A New Mexico nonprofit organization that received federal grants hired an employee's spouse and spent more than $1.3 million in questionable costs, according to an audit released Tuesday by the U.S. Department of Justice inspector general.

The Office on Violence Against Women awarded the New Mexico Coalition of Sexual Assault Programs Inc. more than $4 million between 2007 and 2011.

The project director awarded three non-competitive contracts to her spouse, which the IG said was a conflict of interest both because the project director oversaw the grant and because it wasn't competitively awarded.

Both the director and her spouse were involved in writing the grant application that included the contracts intended for the spouse, according to the IG.

Coalition officials said they felt the spouse was qualified because of his advanced degrees in physics and a record of volunteering for the group for several years.

The IG insisted, however, that the contracts should be disallowed because the organization didn't alert the Justice Department of the possible conflict and didn't use a competitive bid process.

Of the $4,061,104 awarded in federal grants, the coalition spent $1,347,153 in unallowable and unsupported costs. More than $600,000 of the total came from unallowable contract and subcontract expenditures, including using several grants to pay employees multiple full-time salaries for part-time work.

“We noted deficiencies including contracts with missing signatures, expenses outside of the approved budget or contract, a missing contract, and the appearance of a conflict of interest,” the IG said. “NMCSAP has not demonstrated adequate monitoring of its contractors and subgrantees.”

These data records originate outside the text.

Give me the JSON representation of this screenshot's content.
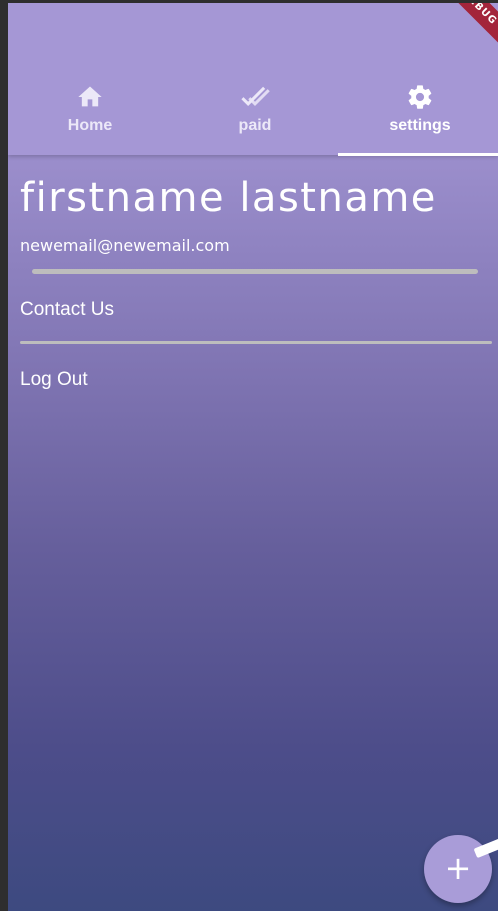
{
  "tabs": [
    {
      "label": "Home",
      "icon": "home-icon"
    },
    {
      "label": "paid",
      "icon": "checkmark-icon"
    },
    {
      "label": "settings",
      "icon": "gear-icon"
    }
  ],
  "active_tab": "settings",
  "debug_banner": "DEBUG",
  "profile": {
    "name": "firstname lastname",
    "email": "newemail@newemail.com"
  },
  "menu": {
    "contact": "Contact Us",
    "logout": "Log Out"
  },
  "fab": {
    "label": "+",
    "icon": "plus-icon"
  },
  "colors": {
    "appbar": "#a597d5",
    "gradient_top": "#a597d5",
    "gradient_bottom": "#3d4a80",
    "fab": "#a99cd8",
    "banner": "#a3243b"
  }
}
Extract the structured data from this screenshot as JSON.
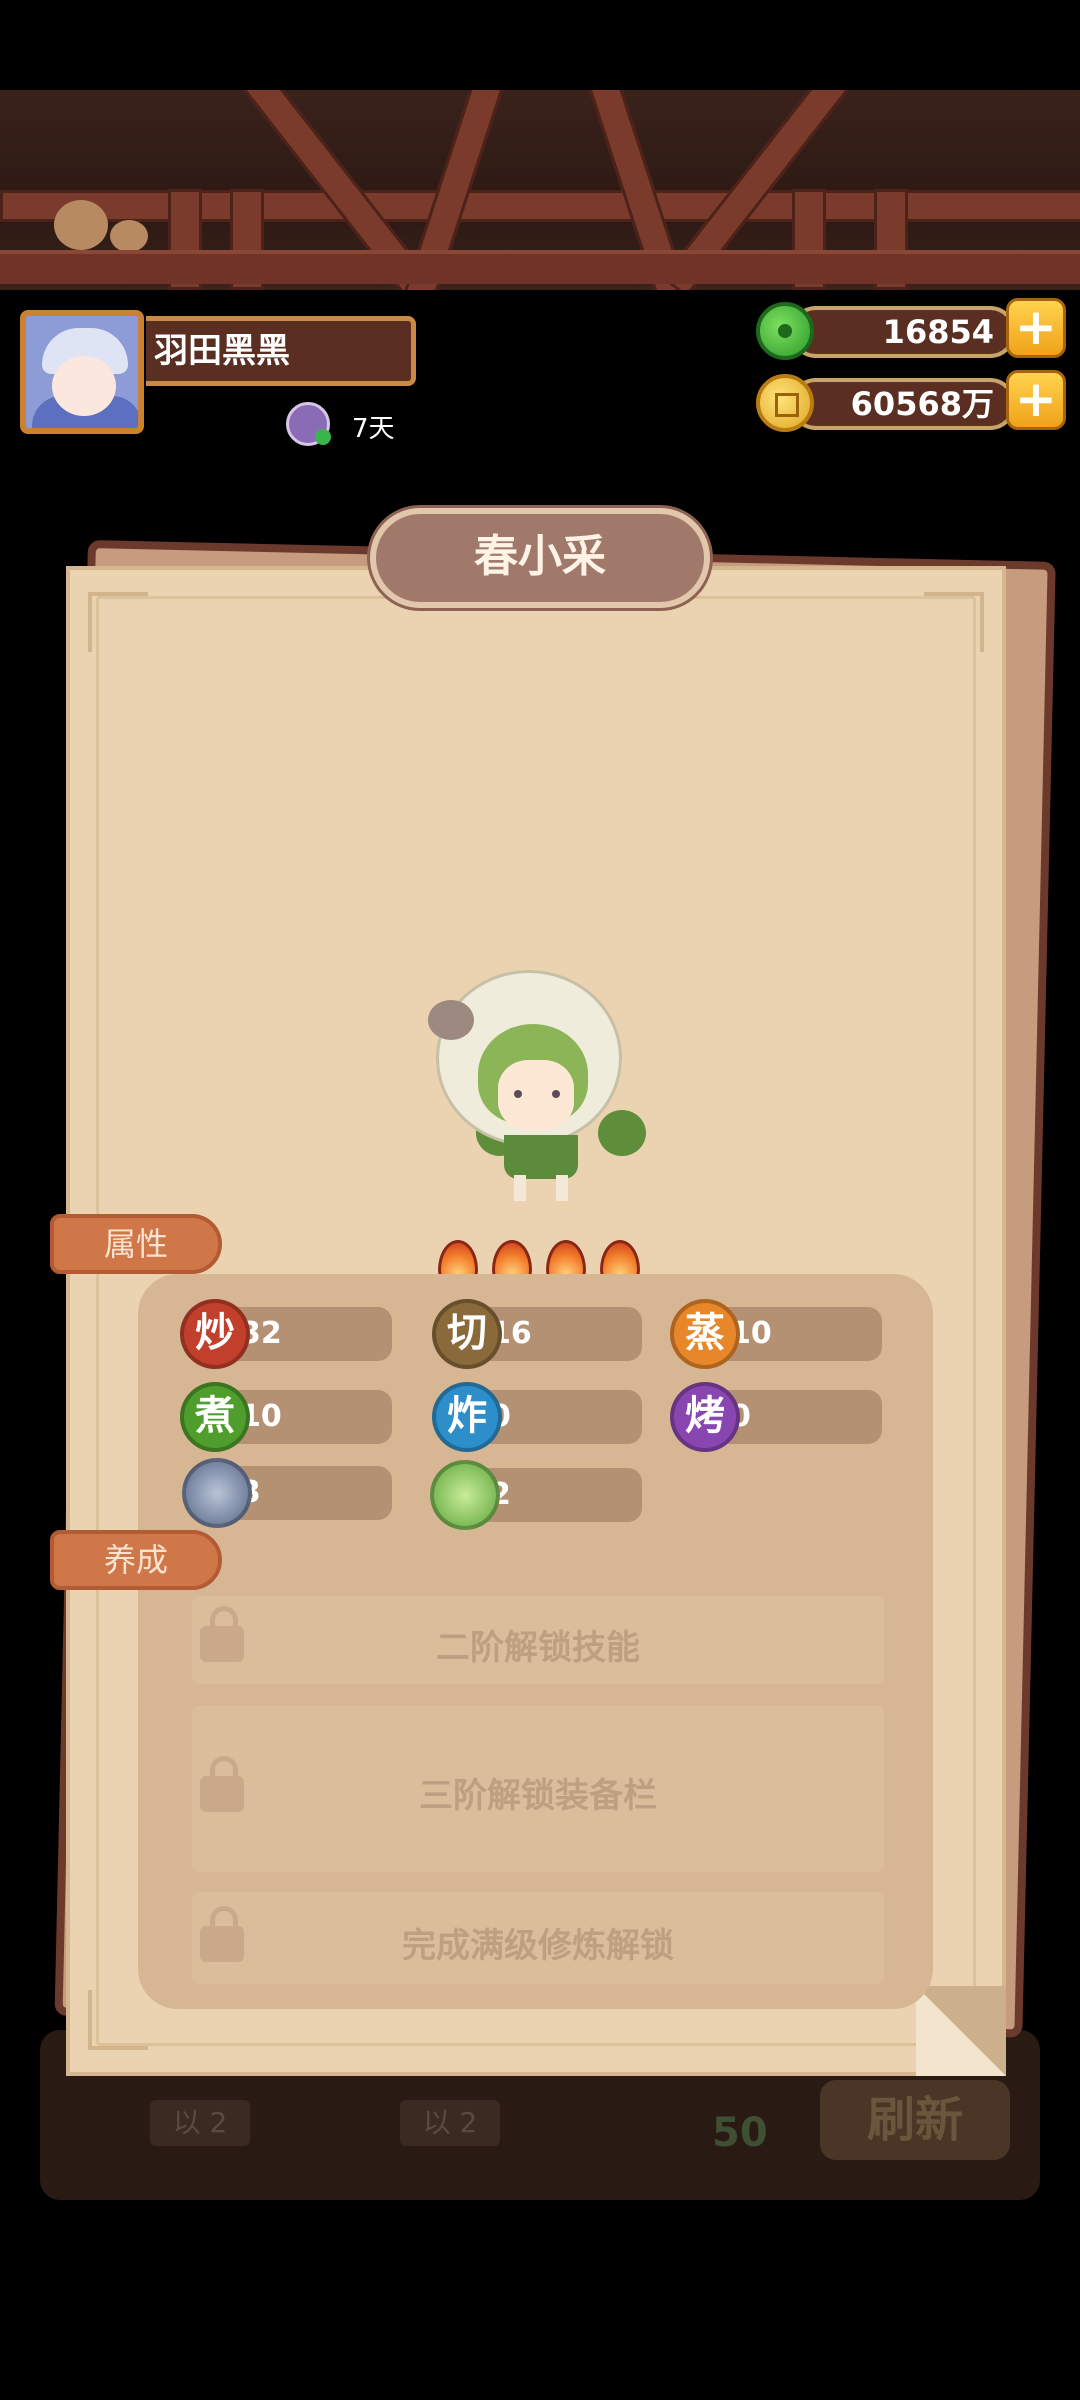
{
  "header": {
    "player_name": "羽田黑黑",
    "subscription_days": "7天"
  },
  "currency": {
    "jade": "16854",
    "coins": "60568万",
    "plus_label": "+"
  },
  "card": {
    "character_name": "春小采",
    "star_level": 4,
    "tabs": {
      "attributes": "属性",
      "training": "养成"
    },
    "stats": [
      {
        "badge": "炒",
        "value": "32",
        "color": "#c2402b"
      },
      {
        "badge": "切",
        "value": "16",
        "color": "#8a6a3a"
      },
      {
        "badge": "蒸",
        "value": "10",
        "color": "#e8862a"
      },
      {
        "badge": "煮",
        "value": "10",
        "color": "#4f9d2c"
      },
      {
        "badge": "炸",
        "value": "0",
        "color": "#2d8ec9"
      },
      {
        "badge": "烤",
        "value": "0",
        "color": "#8a46b0"
      },
      {
        "badge": "",
        "icon": "fish-icon",
        "value": "3"
      },
      {
        "badge": "",
        "icon": "cabbage-icon",
        "value": "2"
      }
    ],
    "locked": [
      "二阶解锁技能",
      "三阶解锁装备栏",
      "完成满级修炼解锁"
    ]
  },
  "background": {
    "chip_1": "以 2",
    "chip_2": "以 2",
    "cost": "50",
    "refresh": "刷新"
  }
}
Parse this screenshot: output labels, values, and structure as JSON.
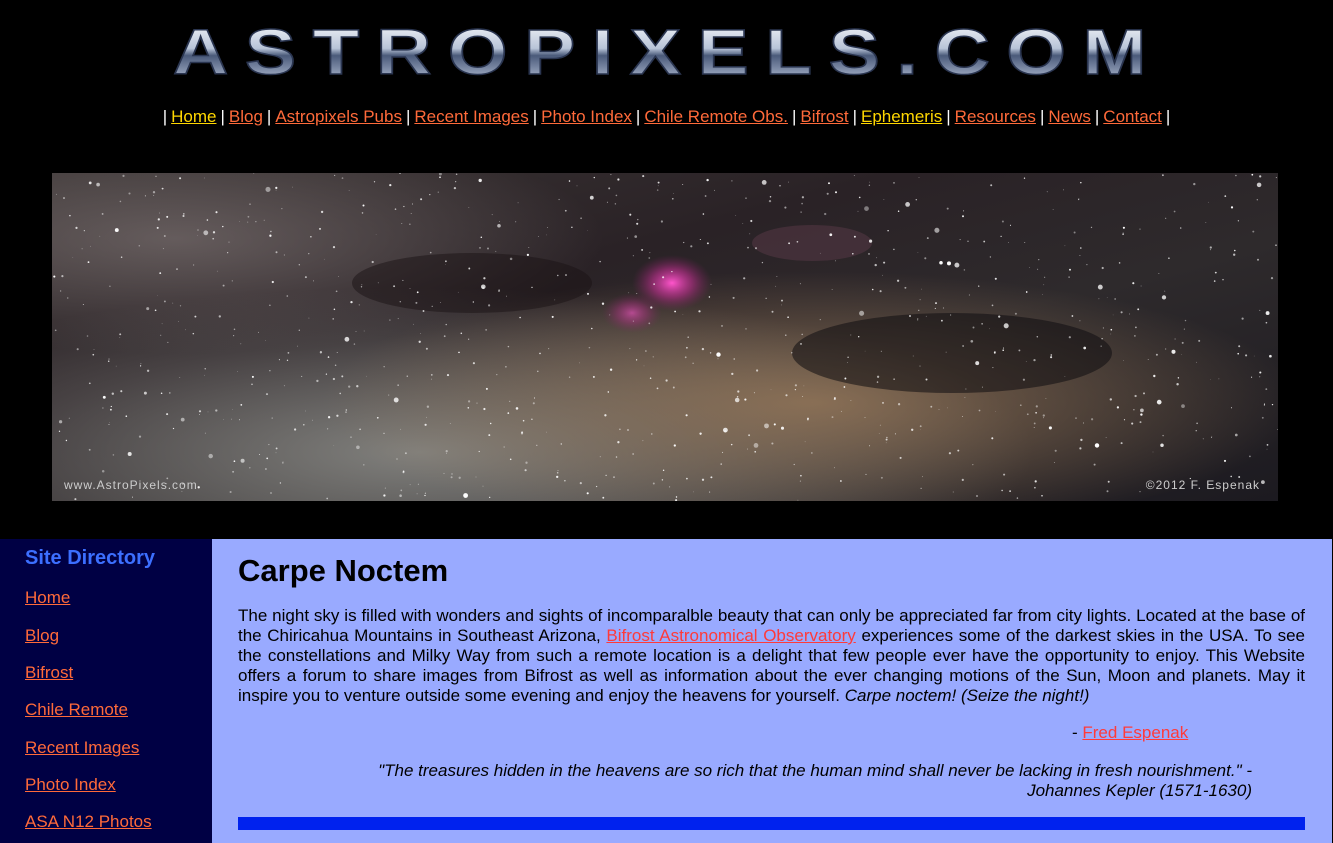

The IG recommended that the Office of Violence against Women coordinate with the coalition to ensure fair hiring practices and to remedy the disputed $1.3 million in questionable grant spending.